Students drink in alcohol awareness
by Jess Hoogendoorn
“By oft repeating an untruth, men come to believe it themselves.” Dr. Adrienne Keller of the University of Virginia used these words, which Thomas Jefferson wrote years ago, to describe the misconceptions about drinking and college life. Keller spoke as part of a Greek 101 program and forum in observance of Alcohol Awareness Month on Monday in the Bart Luedeke Center Theater.
The forum was one of several events, including a lecture by psychology Professor Stephanie Golski about the effects of alcohol on a developing brain, held this week to kick off the month.
At Monday’s event Keller spoke to Greek students about the misconceptions college students have concerning the prevalence of drinking on campus. A moment of silence was observed in remembrance of Gary DeVercelly Jr., a fellow Greek, at the beginning of the presentation, on the one-year anniversary of his death.

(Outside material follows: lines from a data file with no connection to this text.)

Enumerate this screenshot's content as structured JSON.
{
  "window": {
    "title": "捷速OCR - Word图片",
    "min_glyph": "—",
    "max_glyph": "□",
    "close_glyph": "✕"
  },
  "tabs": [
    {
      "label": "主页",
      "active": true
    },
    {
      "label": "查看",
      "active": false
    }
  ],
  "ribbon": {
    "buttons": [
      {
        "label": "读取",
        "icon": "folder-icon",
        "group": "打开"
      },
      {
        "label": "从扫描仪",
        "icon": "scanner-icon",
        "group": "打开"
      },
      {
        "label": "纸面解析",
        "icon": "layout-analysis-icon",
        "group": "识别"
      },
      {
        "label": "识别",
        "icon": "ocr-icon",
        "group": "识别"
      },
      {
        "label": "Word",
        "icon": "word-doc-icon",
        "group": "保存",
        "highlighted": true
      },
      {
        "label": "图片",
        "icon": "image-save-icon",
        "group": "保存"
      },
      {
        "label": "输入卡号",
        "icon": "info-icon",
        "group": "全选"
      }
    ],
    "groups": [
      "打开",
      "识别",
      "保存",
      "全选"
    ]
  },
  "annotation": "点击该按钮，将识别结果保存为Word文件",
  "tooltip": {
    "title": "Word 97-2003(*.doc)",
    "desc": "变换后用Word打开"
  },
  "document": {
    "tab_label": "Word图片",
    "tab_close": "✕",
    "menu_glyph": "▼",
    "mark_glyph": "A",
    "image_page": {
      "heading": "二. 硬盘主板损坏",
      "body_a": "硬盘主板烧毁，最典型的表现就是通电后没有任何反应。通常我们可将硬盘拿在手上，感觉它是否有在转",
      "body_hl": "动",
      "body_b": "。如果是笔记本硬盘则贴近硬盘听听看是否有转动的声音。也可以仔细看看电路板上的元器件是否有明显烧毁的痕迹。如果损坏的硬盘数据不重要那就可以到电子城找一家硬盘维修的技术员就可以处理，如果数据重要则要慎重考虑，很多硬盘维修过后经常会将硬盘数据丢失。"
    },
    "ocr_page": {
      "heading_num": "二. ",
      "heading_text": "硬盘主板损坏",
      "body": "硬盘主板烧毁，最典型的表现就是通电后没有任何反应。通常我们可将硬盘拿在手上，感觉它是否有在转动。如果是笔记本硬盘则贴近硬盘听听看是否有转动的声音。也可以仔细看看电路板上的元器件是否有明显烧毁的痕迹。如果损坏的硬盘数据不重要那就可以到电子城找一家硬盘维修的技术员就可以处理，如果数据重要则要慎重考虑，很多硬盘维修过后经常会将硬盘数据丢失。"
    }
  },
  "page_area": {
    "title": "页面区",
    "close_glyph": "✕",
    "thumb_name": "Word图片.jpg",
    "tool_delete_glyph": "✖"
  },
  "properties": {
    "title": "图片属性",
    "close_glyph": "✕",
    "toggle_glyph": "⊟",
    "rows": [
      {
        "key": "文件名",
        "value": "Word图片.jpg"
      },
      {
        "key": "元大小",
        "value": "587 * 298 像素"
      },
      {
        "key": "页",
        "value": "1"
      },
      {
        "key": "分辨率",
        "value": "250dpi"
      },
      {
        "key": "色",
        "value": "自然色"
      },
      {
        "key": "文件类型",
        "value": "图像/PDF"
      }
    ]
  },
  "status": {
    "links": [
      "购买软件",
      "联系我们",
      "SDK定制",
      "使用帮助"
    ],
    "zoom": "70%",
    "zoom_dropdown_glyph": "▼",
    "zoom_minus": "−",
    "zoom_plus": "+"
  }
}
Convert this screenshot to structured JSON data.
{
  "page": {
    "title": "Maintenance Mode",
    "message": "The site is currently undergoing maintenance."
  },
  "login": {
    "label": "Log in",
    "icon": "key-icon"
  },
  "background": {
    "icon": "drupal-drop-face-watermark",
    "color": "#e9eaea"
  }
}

Keller informed students about tactics that are often used to dissuade young people from drinking and how this “health terrorism” approach is rarely effective. She explained that scaring people into making healthy decisions simply does not work because students, with few exceptions, can see others making unhealthy choices without the terrible consequences portrayed in the ads.
“You look around you and see a lot of people using alcohol and abusing alcohol, but nothing bad happens to them,” Keller said. “Fear in ads keeps us in the past. It doesn’t allow us to live in the present moment and figure out the best course of action.”
Keller also addressed the stereotypes that college life entails. She explained that most people think drinking is something college students do and that it is acceptable, even though not everyone at college believes this or acts this way. She said that students live in a world where alcohol use is glamorized and college parties are not seen as being fun unless there is alcohol involved.
“There’s definitely a tendency in movies, in TV, to portray college life as alcohol saturated,” Keller said.
Keller worked on a campaign at the University of Virginia to advise students that not everyone is a heavy drinker and not everyone thinks drinking to get drunk is acceptable. This program is an example of social marketing, and its goal is to inform students about what their peers are really doing in regards to alcohol.
“[It’s] not what our peers are doing, but what we think they’re doing,” she said.
Although Keller tried to shatter stereotypes and misconceptions held by students, some found the presentation lengthy and not very stimulating. Sophomore Justin Scerbo said that he felt the point of this “harm prevention seminar” was to help make it easier for the Greeks to accept the administration’s new policies.
“I like the ideas at the Greek 101s of getting us together,” Scerbo said. “We had others that were fantastic, who talked about breaking stereotypes of frats and sororities, but this one just wasn’t very interesting.”